The Iranian state propaganda machine continues to use the country’s recognised Christian minority groups – of Armenian and Assyrian descent – as tools to speak out against the rise of evangelical Christianity in Iran.
The appointment of another infamous hardliner as the new head of Iran’s judiciary, replacing president-elect Ebrahim Raisi, is being seen as another step towards an even more repressive Islamic Republic.
As the dust settles on Ebrahim Raisi’s unsurprising election victory, amid record low voter turnout, Article18 assesses what the result […]
As the next election approaches, Article18’s Kiaa Aalipour analyses the situation of religious minorities, especially Christians, during Hassan Rouhani’s two terms in office.
Nazila Ghanea considers how the Biden administration should approach international religious freedom, especially in light of Trump-era policies.
Article18’s Mansour Borji describes the deep and long-lasting negative impacts of “white torture” on Iranian Christian prisoners of conscience.
Esmaeil Falahati’s case shows how the fates of asylum-seekers—often Christians—have become subject to Turkish officials sometimes unsympathetic with their plight, and the repercussions of countries closing their borders to refugees.
In spite of what regime figures like to say about the “tolerance” of the Islamic Republic, from the early days of the revolution — as soon as they were firmly in power — the ayatollahs began a crackdown on civil and religious liberties.
Iran’s new judicial standards document on the face of it matches up well with international standards.
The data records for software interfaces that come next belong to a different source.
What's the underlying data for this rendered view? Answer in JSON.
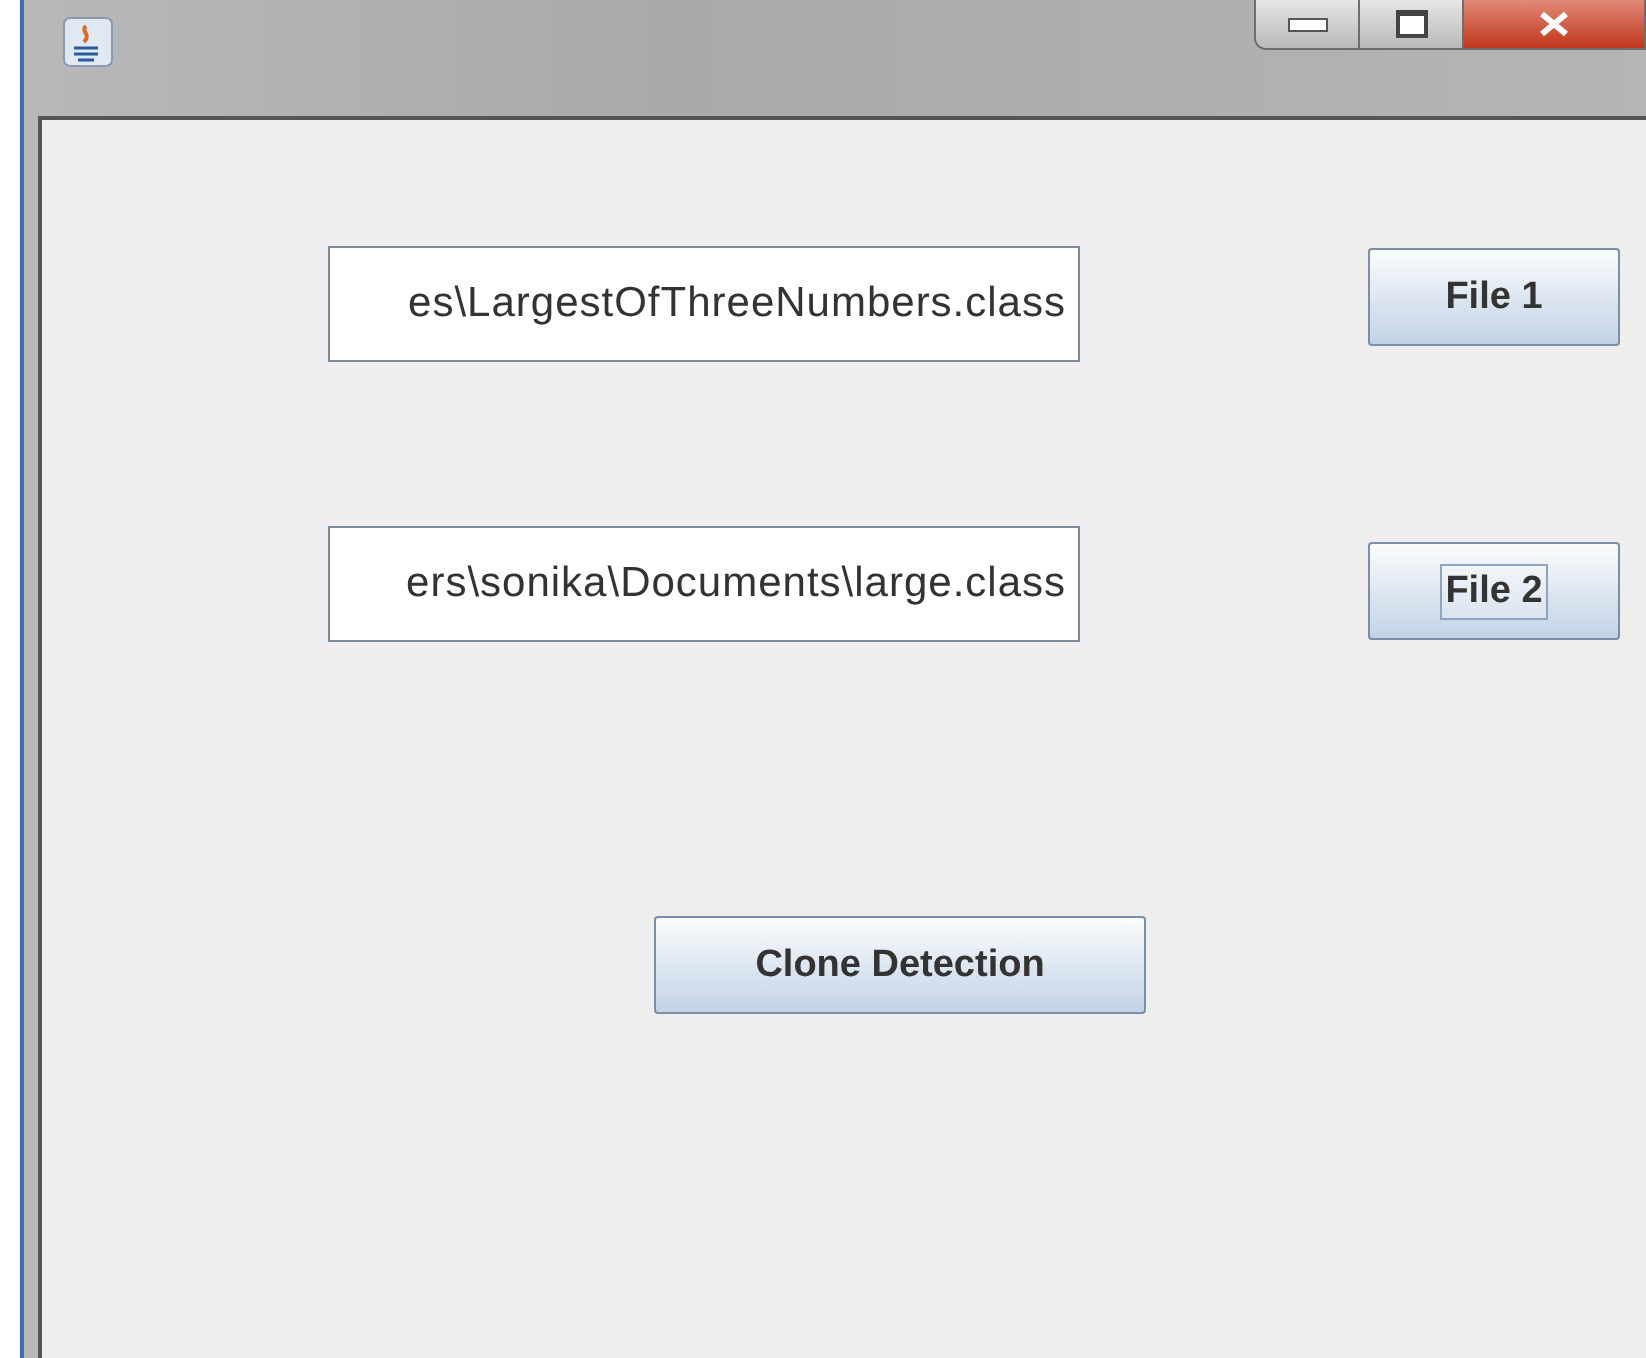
{
  "rows": [
    {
      "field": {
        "value": "es\\LargestOfThreeNumbers.class"
      },
      "button": {
        "label": "File 1",
        "focused": false
      }
    },
    {
      "field": {
        "value": "ers\\sonika\\Documents\\large.class"
      },
      "button": {
        "label": "File 2",
        "focused": true
      }
    }
  ],
  "action_button": {
    "label": "Clone Detection",
    "focused": false
  }
}
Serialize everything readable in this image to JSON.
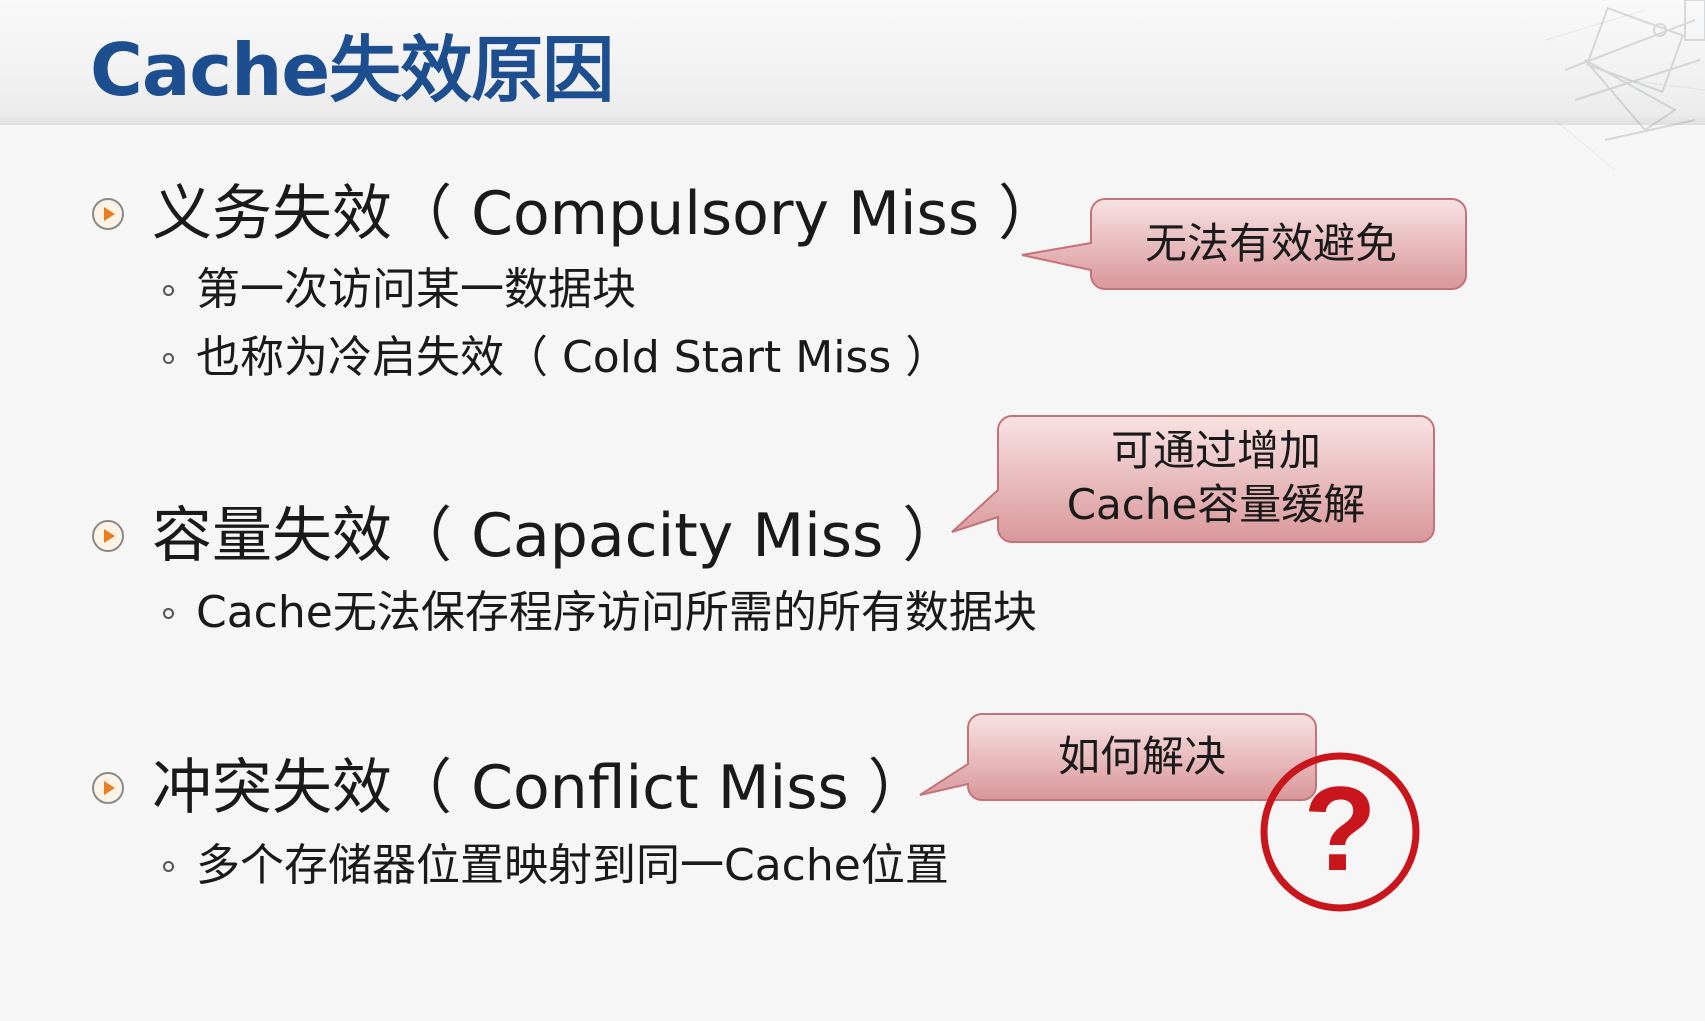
{
  "slide": {
    "title": "Cache失效原因"
  },
  "sections": [
    {
      "heading": "义务失效（ Compulsory Miss ）",
      "items": [
        "第一次访问某一数据块",
        "也称为冷启失效（ Cold Start Miss ）"
      ],
      "callout_lines": [
        "无法有效避免"
      ]
    },
    {
      "heading": "容量失效（ Capacity Miss ）",
      "items": [
        "Cache无法保存程序访问所需的所有数据块"
      ],
      "callout_lines": [
        "可通过增加",
        "Cache容量缓解"
      ]
    },
    {
      "heading": "冲突失效（ Conflict Miss ）",
      "items": [
        "多个存储器位置映射到同一Cache位置"
      ],
      "callout_lines": [
        "如何解决"
      ]
    }
  ],
  "question_mark": "?",
  "icons": {
    "bullet": "play-circle-icon",
    "sub_bullet": "hollow-circle-icon",
    "question": "question-circle-icon",
    "decoration": "drafting-tools-decoration"
  },
  "colors": {
    "title": "#1d4e8f",
    "callout_fill_top": "#f6dadb",
    "callout_fill_bottom": "#d99a9c",
    "callout_stroke": "#c47478",
    "bullet_orange": "#e87d22",
    "question_red": "#c9161c"
  }
}
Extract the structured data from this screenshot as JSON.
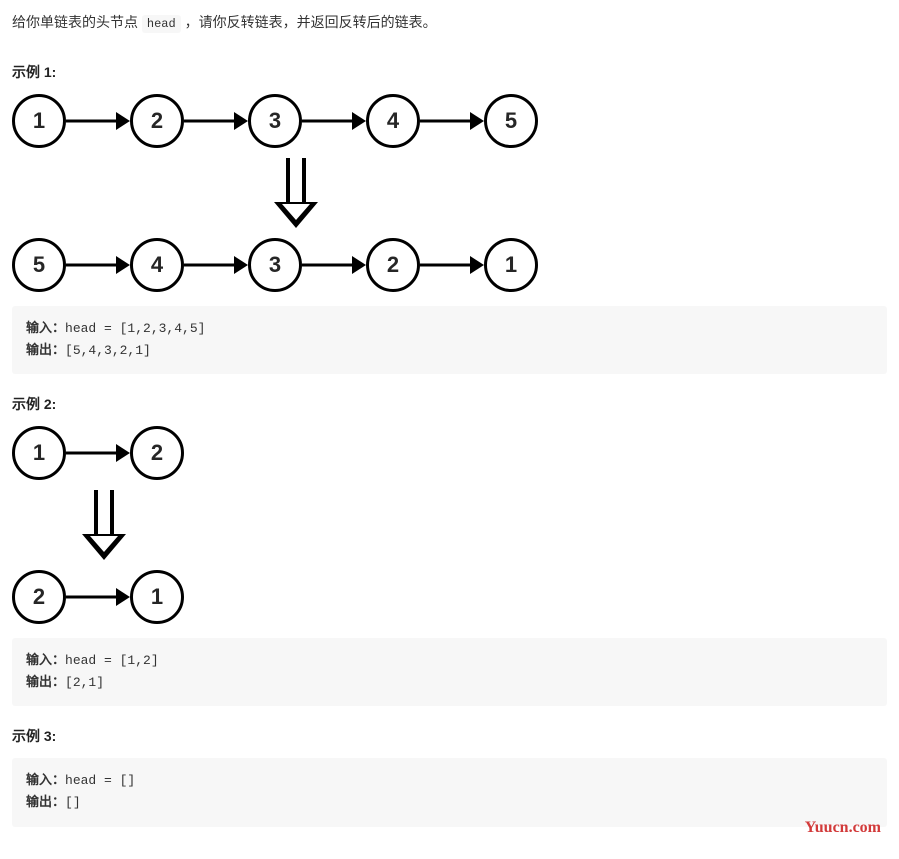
{
  "problem": {
    "prefix": "给你单链表的头节点 ",
    "code": "head",
    "suffix": " ，请你反转链表，并返回反转后的链表。"
  },
  "labels": {
    "input": "输入：",
    "output": "输出："
  },
  "examples": [
    {
      "title": "示例 1:",
      "before": [
        "1",
        "2",
        "3",
        "4",
        "5"
      ],
      "after": [
        "5",
        "4",
        "3",
        "2",
        "1"
      ],
      "input": "head = [1,2,3,4,5]",
      "output": "[5,4,3,2,1]",
      "arrowClass": ""
    },
    {
      "title": "示例 2:",
      "before": [
        "1",
        "2"
      ],
      "after": [
        "2",
        "1"
      ],
      "input": "head = [1,2]",
      "output": "[2,1]",
      "arrowClass": "short"
    },
    {
      "title": "示例 3:",
      "before": [],
      "after": [],
      "input": "head = []",
      "output": "[]",
      "arrowClass": ""
    }
  ],
  "watermark": "Yuucn.com"
}
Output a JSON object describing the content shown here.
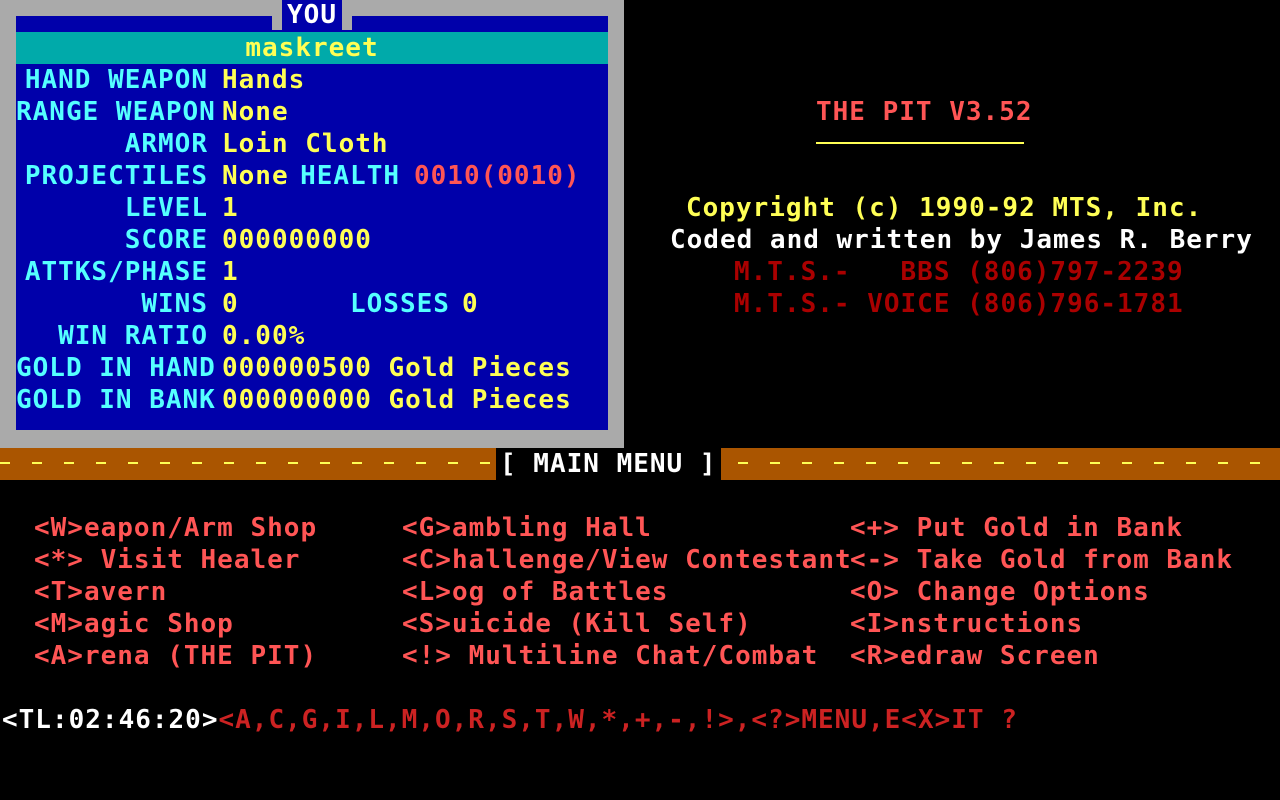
{
  "panel": {
    "title": "YOU",
    "player_name": "maskreet",
    "rows": [
      {
        "label": "HAND WEAPON",
        "value": "Hands"
      },
      {
        "label": "RANGE WEAPON",
        "value": "None"
      },
      {
        "label": "ARMOR",
        "value": "Loin Cloth"
      },
      {
        "label": "PROJECTILES",
        "value": "None"
      },
      {
        "label": "LEVEL",
        "value": "1"
      },
      {
        "label": "SCORE",
        "value": "000000000"
      },
      {
        "label": "ATTKS/PHASE",
        "value": "1"
      },
      {
        "label": "WINS",
        "value": "0"
      },
      {
        "label": "WIN RATIO",
        "value": "0.00%"
      },
      {
        "label": "GOLD IN HAND",
        "value": "000000500 Gold Pieces"
      },
      {
        "label": "GOLD IN BANK",
        "value": "000000000 Gold Pieces"
      }
    ],
    "health_label": "HEALTH",
    "health_value": "0010(0010)",
    "losses_label": "LOSSES",
    "losses_value": "0"
  },
  "info": {
    "game_title": "THE PIT V3.52",
    "copyright": "Copyright (c) 1990-92 MTS, Inc.",
    "credits": "Coded and written by James R. Berry",
    "bbs_line": "M.T.S.-   BBS (806)797-2239",
    "voice_line": "M.T.S.- VOICE (806)796-1781"
  },
  "menu": {
    "title": "[ MAIN MENU ]",
    "col1": [
      "<W>eapon/Arm Shop",
      "<*> Visit Healer",
      "<T>avern",
      "<M>agic Shop",
      "<A>rena (THE PIT)"
    ],
    "col2": [
      "<G>ambling Hall",
      "<C>hallenge/View Contestant",
      "<L>og of Battles",
      "<S>uicide (Kill Self)",
      "<!> Multiline Chat/Combat"
    ],
    "col3": [
      "<+> Put Gold in Bank",
      "<-> Take Gold from Bank",
      "<O> Change Options",
      "<I>nstructions",
      "<R>edraw Screen"
    ]
  },
  "prompt": {
    "time_left": "<TL:02:46:20>",
    "options": "<A,C,G,I,L,M,O,R,S,T,W,*,+,-,!>,<?>MENU,E<X>IT ?"
  },
  "colors": {
    "panel_blue": "#0000aa",
    "panel_border": "#aaaaaa",
    "name_bar": "#00aaaa",
    "label_cyan": "#55ffff",
    "value_yellow": "#ffff55",
    "menu_red": "#ff5555",
    "menu_bar_brown": "#aa5500"
  }
}
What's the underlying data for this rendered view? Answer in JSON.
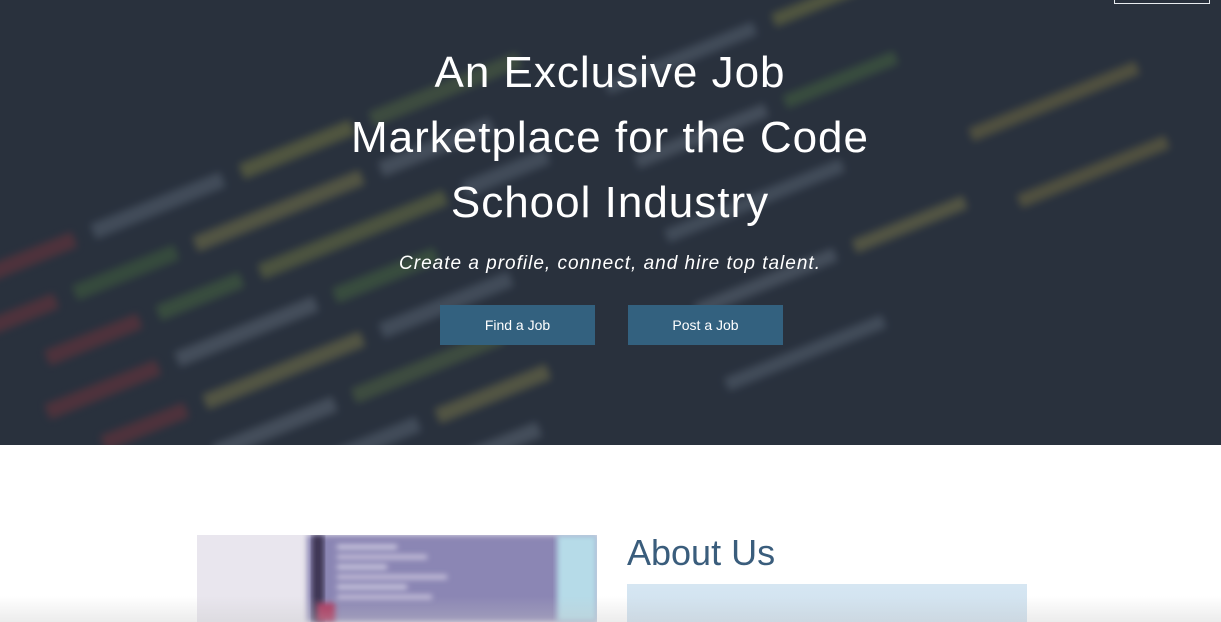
{
  "hero": {
    "title_line1": "An Exclusive Job",
    "title_line2": "Marketplace for the Code",
    "title_line3": "School Industry",
    "subtitle": "Create a profile, connect, and hire top talent.",
    "find_job_label": "Find a Job",
    "post_job_label": "Post a Job"
  },
  "about": {
    "heading": "About Us"
  },
  "colors": {
    "hero_background": "#2a333f",
    "button_background": "#33617f",
    "heading_color": "#3a5d7c"
  }
}
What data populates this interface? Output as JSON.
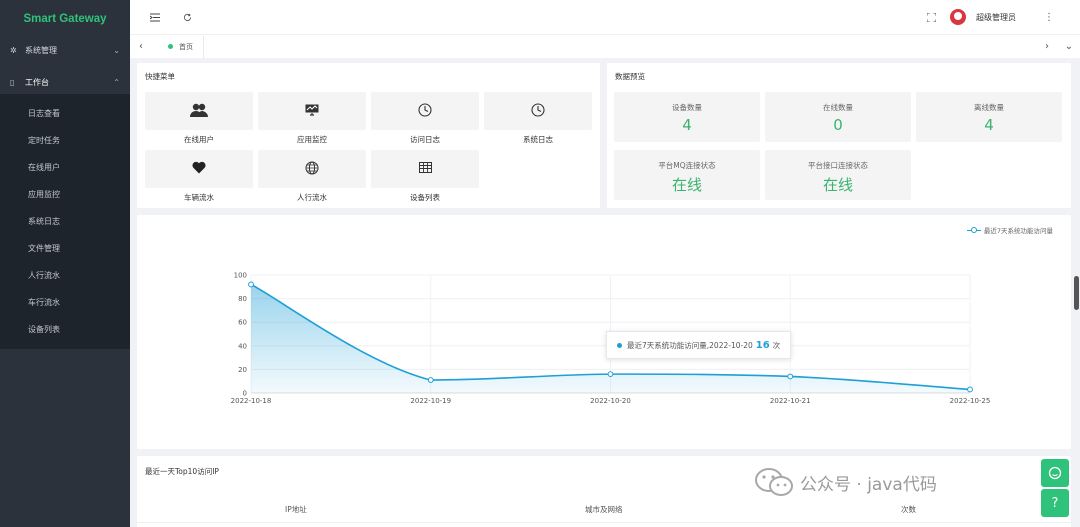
{
  "sidebar": {
    "brand": "Smart Gateway",
    "groups": [
      {
        "label": "系统管理",
        "icon": "gear-icon",
        "expanded": false
      },
      {
        "label": "工作台",
        "icon": "monitor-icon",
        "expanded": true
      }
    ],
    "items": [
      "日志查看",
      "定时任务",
      "在线用户",
      "应用监控",
      "系统日志",
      "文件管理",
      "人行流水",
      "车行流水",
      "设备列表"
    ]
  },
  "header": {
    "username": "超级管理员"
  },
  "tabs": {
    "home_label": "首页"
  },
  "quick_menu": {
    "title": "快捷菜单",
    "items": [
      {
        "label": "在线用户",
        "icon": "users-icon"
      },
      {
        "label": "应用监控",
        "icon": "monitor-chart-icon"
      },
      {
        "label": "访问日志",
        "icon": "clock-icon"
      },
      {
        "label": "系统日志",
        "icon": "clock-icon"
      },
      {
        "label": "车辆流水",
        "icon": "heart-icon"
      },
      {
        "label": "人行流水",
        "icon": "globe-icon"
      },
      {
        "label": "设备列表",
        "icon": "table-icon"
      }
    ]
  },
  "data_preview": {
    "title": "数据预览",
    "items": [
      {
        "label": "设备数量",
        "value": "4"
      },
      {
        "label": "在线数量",
        "value": "0"
      },
      {
        "label": "离线数量",
        "value": "4"
      },
      {
        "label": "平台MQ连接状态",
        "value": "在线"
      },
      {
        "label": "平台接口连接状态",
        "value": "在线"
      }
    ],
    "value_color": "#3ab36e"
  },
  "chart_data": {
    "type": "area",
    "categories": [
      "2022-10-18",
      "2022-10-19",
      "2022-10-20",
      "2022-10-21",
      "2022-10-25"
    ],
    "series": [
      {
        "name": "最近7天系统功能访问量",
        "values": [
          92,
          11,
          16,
          14,
          3
        ]
      }
    ],
    "y_ticks": [
      "0",
      "20",
      "40",
      "60",
      "80",
      "100"
    ],
    "ylim": [
      0,
      100
    ],
    "legend": "top-right",
    "color": "#1e9fd6",
    "tooltip": {
      "text": "最近7天系统功能访问量,2022-10-20",
      "value": "16",
      "unit": "次"
    }
  },
  "top10": {
    "title": "最近一天Top10访问IP",
    "columns": [
      "IP地址",
      "城市及网络",
      "次数"
    ]
  },
  "watermark": {
    "text": "公众号 · java代码"
  }
}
The problem is that the guidelines and the reality on the ground are some way apart.
Even Iran’s “recognised” minorities are victims of an apartheid along religious lines. Why, then, have they also become propagandists of the Islamic Republic?